          This type of testimony is very often costly and ‘a sign of contradiction’ (to use a gospel term) precisely because it frequently contends with self-serving and utilitarian notions of ‘goodness’. Understanding the need for ‘conversion of the heart’ is vital to understanding the Christian life. Inherent in this movement of heart is a realization and surrender to God as the source of all that is good. Also, inherent in this stance is the realization that ‘man’ is good by nature because we are created in the Diving Image.

          Sin and the general explanation of fallen human nature is the tendency to be our own arbiters of goodness…determining for ourselves what is good and evil, right and wrong, etc…thus usurping our proper relationship with God as the One who knows us better than we know ourselves, cares for us, sustains us, is providential, is merciful, etc…

  • Atheist Max

    “God as the One who knows us better than we know ourselves, cares for us, sustains us, is providential, is merciful, etc…”

    I can’t bring myself to believe it.
    How could “we know that He knows us better?” It is just a riddle.

    The minute “we know” that He knows more we immediately know where our limit of knowledge is and where God’s knowledge begins. But to know where that line is would imply we know what God knows.

    I see people caring for other people; sustaining other people. But no sign of a god at work.
    The gardner grows the vegetables – if he chooses not to bring them to table it is not god’s doing but the gardener who decides.
    For even if a God exists the gardner is still the one who decides to follow the god or not – the gardener decides which god exists and chooses which godly laws matter and which godly laws must be rejected (“Kill Homosexuals” – Lev. 20:13).

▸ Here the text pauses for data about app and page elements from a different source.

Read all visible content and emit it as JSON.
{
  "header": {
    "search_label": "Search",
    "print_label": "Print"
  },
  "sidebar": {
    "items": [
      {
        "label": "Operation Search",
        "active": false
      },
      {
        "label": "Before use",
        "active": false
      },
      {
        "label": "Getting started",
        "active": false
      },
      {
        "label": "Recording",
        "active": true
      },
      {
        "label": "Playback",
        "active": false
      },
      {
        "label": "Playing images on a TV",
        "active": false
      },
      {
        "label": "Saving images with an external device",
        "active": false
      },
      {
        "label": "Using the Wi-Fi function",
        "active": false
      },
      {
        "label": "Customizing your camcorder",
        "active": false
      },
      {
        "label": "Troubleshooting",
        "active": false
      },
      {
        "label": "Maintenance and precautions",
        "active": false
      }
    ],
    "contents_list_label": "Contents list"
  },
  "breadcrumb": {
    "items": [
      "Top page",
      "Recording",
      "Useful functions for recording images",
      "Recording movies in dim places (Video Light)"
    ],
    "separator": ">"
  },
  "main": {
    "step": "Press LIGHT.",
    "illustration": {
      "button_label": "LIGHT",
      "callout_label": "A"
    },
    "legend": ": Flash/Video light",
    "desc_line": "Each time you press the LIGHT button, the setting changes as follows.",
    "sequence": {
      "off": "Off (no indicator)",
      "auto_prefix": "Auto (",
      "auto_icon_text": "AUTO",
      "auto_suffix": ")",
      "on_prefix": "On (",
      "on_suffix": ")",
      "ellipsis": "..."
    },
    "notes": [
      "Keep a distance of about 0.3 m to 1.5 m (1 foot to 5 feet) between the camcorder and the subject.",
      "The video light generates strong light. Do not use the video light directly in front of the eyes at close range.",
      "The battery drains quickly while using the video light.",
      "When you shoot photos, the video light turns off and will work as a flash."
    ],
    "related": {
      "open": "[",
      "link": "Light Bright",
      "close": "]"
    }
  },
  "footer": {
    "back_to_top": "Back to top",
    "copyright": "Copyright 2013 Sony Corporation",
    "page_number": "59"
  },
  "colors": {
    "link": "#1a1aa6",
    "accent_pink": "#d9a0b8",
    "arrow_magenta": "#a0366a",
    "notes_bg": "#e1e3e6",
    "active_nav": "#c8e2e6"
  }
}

    The gardner could sustain an entire family without ever leaving any decisions up to God.
    So it can’t be true that only God sustains.

    It may be that God provides. But clearly this claim can be altered to fit a different God or several gods or no god at all – without the slightest consequence or change in outcome.
    His effect on reality is so perfectly invisible it matters not in the slightest whether he is One, or Ten or ten thousand or a million. He appears to fit the definition of a cultural invention.

    But I appreciate your response.

    • Tausign

      “It may be that God provides. But clearly this claim can be altered to fit a different God or several gods or no god at all – without the slightest consequence or change in outcome.”

      In one aspect, yes…If the farmer plants a seed of corn, then the harvest will be corn and not tomato, cabbage or a rhinoceros. But in other aspects there may be a variety of consequences. He may feed his family, share it with his neighbors and offer some on the altar to God, He may sell it to buy a weapon or hoard it in a second silo to increase his wealth. There are lots of moral choices that will be made and most of these choices will me made based upon the farmer’s conception of and relationship with God (or gods…or no god).

      • Atheist Max

        “these choices will be made based upon the farmer’s conception of the god…”

        Yes. But decisions are still made by the farmer. Even the conception is his own decision.

        There appears to be no role for a real god. Only a real farmer.
        The farmer’s motive is survival of himself, his loved ones, his market – perhaps his town and its currency.

        Is there any evidence that a God “sustains” or “provides” any of it?
        Rain and sunshine appear to happen to believers and non-believers as randomly as other qualities of nature.

        I guess I question God as ‘provider and sustainer’. I cannot know about whether he is ‘merciful or caring’ – Nepal’s earthquake indicates all predictable natural phenomena are permitted to progress on schedule without his intercession. Depletion of food supplies in Biafra being another example of non-intercession in the face of scientific data and warnings (there are too many to count). We can predict upcoming earthquakes (Haiti for example) and they tend to happen entirely without regard to the presence of a deity.

        But thank you for sharing your thoughts. I’m just curious about the things you said and I make no claims to the contrary.